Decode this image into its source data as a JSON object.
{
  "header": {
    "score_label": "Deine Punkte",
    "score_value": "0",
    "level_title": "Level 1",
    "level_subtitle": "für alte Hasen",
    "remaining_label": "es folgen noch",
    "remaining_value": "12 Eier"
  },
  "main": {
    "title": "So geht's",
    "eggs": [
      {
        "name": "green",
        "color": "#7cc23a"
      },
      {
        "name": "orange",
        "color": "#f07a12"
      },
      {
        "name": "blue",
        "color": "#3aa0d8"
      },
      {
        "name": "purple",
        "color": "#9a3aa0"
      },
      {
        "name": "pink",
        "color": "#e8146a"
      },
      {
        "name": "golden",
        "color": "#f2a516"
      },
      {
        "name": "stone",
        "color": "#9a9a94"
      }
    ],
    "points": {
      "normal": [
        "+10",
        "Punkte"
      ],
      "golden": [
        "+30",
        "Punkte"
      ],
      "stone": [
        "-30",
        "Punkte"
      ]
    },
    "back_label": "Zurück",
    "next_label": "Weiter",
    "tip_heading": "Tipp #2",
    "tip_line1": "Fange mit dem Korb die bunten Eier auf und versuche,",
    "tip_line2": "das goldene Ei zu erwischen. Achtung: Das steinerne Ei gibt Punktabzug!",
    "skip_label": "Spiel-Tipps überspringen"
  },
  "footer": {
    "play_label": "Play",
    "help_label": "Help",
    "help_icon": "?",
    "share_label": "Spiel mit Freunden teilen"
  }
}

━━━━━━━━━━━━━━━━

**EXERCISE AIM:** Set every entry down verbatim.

**ANSWER TO THE PROBLEM:**
Decode this image into its source data as a JSON object.
{
  "header": {
    "score_label": "Deine Punkte",
    "score_value": "0",
    "level_title": "Level 1",
    "level_subtitle": "für alte Hasen",
    "remaining_label": "es folgen noch",
    "remaining_value": "12 Eier"
  },
  "main": {
    "title": "So geht's",
    "eggs": [
      {
        "name": "green",
        "color": "#7cc23a"
      },
      {
        "name": "orange",
        "color": "#f07a12"
      },
      {
        "name": "blue",
        "color": "#3aa0d8"
      },
      {
        "name": "purple",
        "color": "#9a3aa0"
      },
      {
        "name": "pink",
        "color": "#e8146a"
      },
      {
        "name": "golden",
        "color": "#f2a516"
      },
      {
        "name": "stone",
        "color": "#9a9a94"
      }
    ],
    "points": {
      "normal": [
        "+10",
        "Punkte"
      ],
      "golden": [
        "+30",
        "Punkte"
      ],
      "stone": [
        "-30",
        "Punkte"
      ]
    },
    "back_label": "Zurück",
    "next_label": "Weiter",
    "tip_heading": "Tipp #2",
    "tip_line1": "Fange mit dem Korb die bunten Eier auf und versuche,",
    "tip_line2": "das goldene Ei zu erwischen. Achtung: Das steinerne Ei gibt Punktabzug!",
    "skip_label": "Spiel-Tipps überspringen"
  },
  "footer": {
    "play_label": "Play",
    "help_label": "Help",
    "help_icon": "?",
    "share_label": "Spiel mit Freunden teilen"
  }
}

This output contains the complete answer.